Interesting experience. With these words, Radka Končitíková and Pavel Jaworek from CRH, described their volunteer work. They were testing samples on Covid-19 in a laboratory of the Institute of Molecular and Translational Medicine (IMTM) of UP Medical Faculty. From the beginning of April to the beginning of June, each of them worked almost 200 hours there. Other CRH employees then provided administrative support to the entire process.
In March, the researchers responded to a call from the IMTM for assistance in testing samples by the quantitative polymerase chain reaction (qPCR) method. Basic knowledge of molecular biology laboratory procedures, nucleic acid extraction and qPCR mastery was required.

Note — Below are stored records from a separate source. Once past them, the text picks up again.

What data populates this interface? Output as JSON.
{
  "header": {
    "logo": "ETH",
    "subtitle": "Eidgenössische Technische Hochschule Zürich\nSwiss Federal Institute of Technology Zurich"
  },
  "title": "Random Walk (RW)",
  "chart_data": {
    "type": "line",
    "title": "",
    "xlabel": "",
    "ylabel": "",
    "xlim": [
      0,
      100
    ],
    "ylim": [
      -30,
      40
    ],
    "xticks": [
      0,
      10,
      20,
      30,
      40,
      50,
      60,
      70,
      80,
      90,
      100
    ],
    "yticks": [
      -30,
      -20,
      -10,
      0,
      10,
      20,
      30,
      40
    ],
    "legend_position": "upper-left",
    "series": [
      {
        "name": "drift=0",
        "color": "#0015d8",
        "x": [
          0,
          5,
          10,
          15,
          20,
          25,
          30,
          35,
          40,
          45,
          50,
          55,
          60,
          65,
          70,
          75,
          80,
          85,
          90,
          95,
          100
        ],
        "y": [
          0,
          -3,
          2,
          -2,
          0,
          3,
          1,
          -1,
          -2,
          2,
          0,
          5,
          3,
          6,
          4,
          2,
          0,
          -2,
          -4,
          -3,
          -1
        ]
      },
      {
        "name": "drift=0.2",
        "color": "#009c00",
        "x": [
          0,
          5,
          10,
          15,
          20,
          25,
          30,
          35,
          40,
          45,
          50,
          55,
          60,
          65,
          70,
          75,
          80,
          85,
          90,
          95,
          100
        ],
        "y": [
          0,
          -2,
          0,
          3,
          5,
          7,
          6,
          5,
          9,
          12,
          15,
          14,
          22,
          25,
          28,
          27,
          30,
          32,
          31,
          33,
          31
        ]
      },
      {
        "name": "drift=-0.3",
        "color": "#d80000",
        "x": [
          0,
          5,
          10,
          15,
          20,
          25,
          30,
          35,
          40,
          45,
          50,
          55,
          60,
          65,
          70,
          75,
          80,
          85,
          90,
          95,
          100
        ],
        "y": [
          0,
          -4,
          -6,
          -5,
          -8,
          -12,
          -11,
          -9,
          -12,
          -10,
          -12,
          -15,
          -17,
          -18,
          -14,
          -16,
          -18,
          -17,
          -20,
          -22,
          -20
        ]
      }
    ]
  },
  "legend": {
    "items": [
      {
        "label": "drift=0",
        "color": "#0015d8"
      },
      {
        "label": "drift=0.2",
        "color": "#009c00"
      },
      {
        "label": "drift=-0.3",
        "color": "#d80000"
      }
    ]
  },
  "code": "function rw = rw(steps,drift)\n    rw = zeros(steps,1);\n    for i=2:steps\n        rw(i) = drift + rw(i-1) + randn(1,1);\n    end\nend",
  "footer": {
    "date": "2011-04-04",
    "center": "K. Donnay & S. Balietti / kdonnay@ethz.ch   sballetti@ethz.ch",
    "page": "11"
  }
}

"They were looking for volunteers in an area we know, so we signed up. We thought it was important. It was nice to feel that we can help someone," said Pavel Jaworek from the Department of Protein Biochemistry and Proteomics CRH. Together with Radka Končitíková from the same department, they then worked in one team with colleagues from IMTM. The whole process started with taking samples and ended with their evaluation. In addition to the activities they encounter in research at their home workplace, the researchers had to manage operation in a BSL-3 microbiology laboratory, which allows them to work with high-risk viruses and pathogens endangering human health.
"Working in a BSL-3 laboratory was new to us, because we don´t have it here at CRH. It was necessary to be aware of every movement, to be extremely careful what I touched, how I work. I approached it with respect, but there was no room for any exaggerated concern. Maybe I felt more responsible. One realized that he was working with human samples and someone was waiting for the results. If I make a mistake in research, the experiment can be repeated. Here it was necessary to do everything right the first time, moreover, we were pushed by time," said Končitíková.
According to both scientists, the work was demanding, especially from the beginning, when a large number of samples came to the laboratory. When needed, they stayed in the lab for more than 12 hours. "It simply came to our notice then that we got home at four o'clock in the morning. Sometimes we didn't even have time to watch what day of the week it was. One day we had a rest, the next we worked as long as necessary, "Jaworek described. Samples arrived not only from Olomouc, but also from the areas of Litovelsko, Hranice or Zlín.
At present, they can both fully return to their work, which is mainly plant hormone research. The number of samples decreased significantly, in addition, new reinforcements were subsequently involved in the testing, including Jitka Prachařová or Marika Svrčková from the Department of Biophysics of the CRH.
"If necessary we can get involved again. At first it took a while to get into it, but then it was almost routine. It was a new experience and we felt that we were contributing to something meaningful," said Jaworek. Both biochemists also praised the cooperation with colleagues from IMTM.Other CRH staff members were also involved in the testing process, although not directly in the laboratory. Martina Kopečná, Pavel Mazura, Aleš Pečinka, Eva Tomaštíková Dvořák and Dominika Kaczorová helped with data digitization.
"I would like to thank everyone who without hesitation used their expertise and experience for a good cause. I appreciate their willingness and devotion. This "project" also showed how important it was to invest in science and that Olomouc science centers consider mutual cooperation as a necessary thing," said CRH director Ivo Frébort.